* **AVAILABLE DATA**
===

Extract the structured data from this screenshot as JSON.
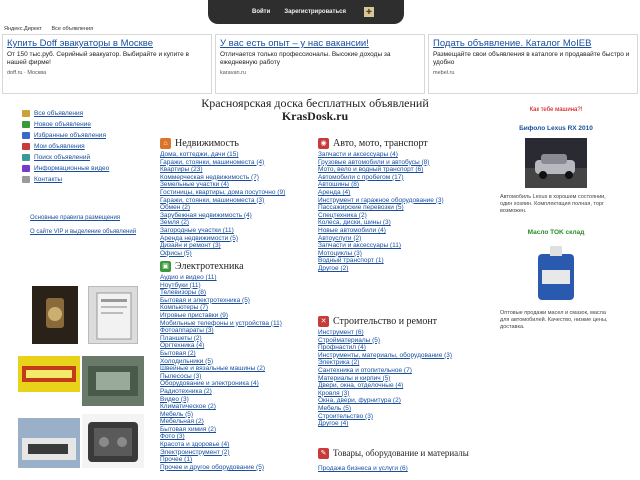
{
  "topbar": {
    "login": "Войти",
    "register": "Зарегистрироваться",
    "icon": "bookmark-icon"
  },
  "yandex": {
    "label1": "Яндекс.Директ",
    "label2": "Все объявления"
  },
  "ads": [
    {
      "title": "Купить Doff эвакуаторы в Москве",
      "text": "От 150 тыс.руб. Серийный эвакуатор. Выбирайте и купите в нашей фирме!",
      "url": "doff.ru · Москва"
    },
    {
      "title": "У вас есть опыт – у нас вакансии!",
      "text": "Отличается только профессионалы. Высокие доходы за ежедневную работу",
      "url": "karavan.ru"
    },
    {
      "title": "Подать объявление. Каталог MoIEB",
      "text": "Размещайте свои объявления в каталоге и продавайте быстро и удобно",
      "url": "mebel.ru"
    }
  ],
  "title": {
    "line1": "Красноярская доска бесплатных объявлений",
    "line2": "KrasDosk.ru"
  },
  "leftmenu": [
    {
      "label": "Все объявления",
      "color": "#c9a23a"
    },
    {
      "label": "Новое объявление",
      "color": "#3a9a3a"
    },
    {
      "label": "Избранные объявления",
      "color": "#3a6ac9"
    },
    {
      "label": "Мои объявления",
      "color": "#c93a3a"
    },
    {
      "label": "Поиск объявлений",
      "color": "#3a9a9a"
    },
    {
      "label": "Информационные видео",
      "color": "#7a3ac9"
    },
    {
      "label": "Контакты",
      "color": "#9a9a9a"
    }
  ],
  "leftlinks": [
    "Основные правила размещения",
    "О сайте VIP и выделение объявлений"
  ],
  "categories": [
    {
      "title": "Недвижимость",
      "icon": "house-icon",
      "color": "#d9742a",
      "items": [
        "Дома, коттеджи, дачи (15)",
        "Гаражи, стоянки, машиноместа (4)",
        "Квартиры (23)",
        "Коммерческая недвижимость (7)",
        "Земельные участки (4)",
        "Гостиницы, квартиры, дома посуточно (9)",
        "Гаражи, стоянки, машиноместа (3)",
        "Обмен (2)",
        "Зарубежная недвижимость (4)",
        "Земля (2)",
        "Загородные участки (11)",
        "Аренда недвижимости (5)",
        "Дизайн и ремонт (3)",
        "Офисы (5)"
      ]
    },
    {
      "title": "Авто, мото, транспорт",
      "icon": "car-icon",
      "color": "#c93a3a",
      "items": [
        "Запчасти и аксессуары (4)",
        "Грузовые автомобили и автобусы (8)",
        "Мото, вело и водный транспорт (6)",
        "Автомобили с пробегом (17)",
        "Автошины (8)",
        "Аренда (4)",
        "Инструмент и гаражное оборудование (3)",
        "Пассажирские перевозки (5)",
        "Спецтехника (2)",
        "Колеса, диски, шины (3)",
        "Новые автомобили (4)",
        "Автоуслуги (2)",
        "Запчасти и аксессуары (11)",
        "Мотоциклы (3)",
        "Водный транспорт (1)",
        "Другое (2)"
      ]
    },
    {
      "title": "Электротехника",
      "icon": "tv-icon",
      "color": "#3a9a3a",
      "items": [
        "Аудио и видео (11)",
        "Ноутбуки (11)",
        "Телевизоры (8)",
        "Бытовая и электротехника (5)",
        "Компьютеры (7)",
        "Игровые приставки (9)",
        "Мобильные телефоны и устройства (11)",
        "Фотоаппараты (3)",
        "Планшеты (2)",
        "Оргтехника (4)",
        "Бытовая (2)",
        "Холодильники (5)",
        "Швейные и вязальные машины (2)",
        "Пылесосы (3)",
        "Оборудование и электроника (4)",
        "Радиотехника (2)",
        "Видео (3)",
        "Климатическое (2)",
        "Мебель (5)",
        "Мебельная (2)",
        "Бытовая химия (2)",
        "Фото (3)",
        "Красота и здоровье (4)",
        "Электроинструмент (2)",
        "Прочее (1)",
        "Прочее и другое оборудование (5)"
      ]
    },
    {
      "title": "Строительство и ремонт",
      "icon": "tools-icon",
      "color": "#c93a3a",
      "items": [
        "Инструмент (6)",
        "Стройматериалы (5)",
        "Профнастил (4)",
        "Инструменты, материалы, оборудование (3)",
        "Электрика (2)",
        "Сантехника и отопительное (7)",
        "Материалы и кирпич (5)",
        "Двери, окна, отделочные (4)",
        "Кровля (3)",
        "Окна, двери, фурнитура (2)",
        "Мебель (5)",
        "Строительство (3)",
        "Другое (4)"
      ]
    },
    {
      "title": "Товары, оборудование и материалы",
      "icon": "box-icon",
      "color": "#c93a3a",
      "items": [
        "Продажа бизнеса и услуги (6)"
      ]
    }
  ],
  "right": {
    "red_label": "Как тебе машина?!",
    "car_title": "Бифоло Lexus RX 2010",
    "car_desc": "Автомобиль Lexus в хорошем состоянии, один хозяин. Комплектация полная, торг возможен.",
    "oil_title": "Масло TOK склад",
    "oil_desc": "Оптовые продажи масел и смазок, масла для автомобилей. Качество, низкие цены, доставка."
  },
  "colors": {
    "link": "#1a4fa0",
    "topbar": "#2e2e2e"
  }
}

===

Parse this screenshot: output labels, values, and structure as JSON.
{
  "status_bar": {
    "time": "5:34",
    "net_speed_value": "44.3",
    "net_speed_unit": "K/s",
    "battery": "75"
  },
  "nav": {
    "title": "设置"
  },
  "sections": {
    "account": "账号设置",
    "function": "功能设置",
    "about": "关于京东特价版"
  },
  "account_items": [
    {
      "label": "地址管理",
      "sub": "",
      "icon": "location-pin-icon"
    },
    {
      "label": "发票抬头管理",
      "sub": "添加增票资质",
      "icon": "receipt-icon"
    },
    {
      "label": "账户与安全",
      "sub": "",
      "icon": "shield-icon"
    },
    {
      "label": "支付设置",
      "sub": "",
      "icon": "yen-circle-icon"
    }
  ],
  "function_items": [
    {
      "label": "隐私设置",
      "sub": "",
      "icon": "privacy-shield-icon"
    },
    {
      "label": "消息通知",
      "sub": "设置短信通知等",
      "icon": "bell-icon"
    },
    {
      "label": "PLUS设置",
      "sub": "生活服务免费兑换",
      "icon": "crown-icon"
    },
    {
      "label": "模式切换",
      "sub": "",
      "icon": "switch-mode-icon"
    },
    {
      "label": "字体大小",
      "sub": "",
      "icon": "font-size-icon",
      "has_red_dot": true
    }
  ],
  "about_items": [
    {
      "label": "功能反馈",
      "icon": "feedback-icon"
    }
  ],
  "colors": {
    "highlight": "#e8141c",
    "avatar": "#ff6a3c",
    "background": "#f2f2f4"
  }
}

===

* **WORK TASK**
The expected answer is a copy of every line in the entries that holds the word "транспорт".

* **OUTPUT OF THE EXERCISE**
      "title": "Авто, мото, транспорт",
        "Мото, вело и водный транспорт (6)",
        "Водный транспорт (1)",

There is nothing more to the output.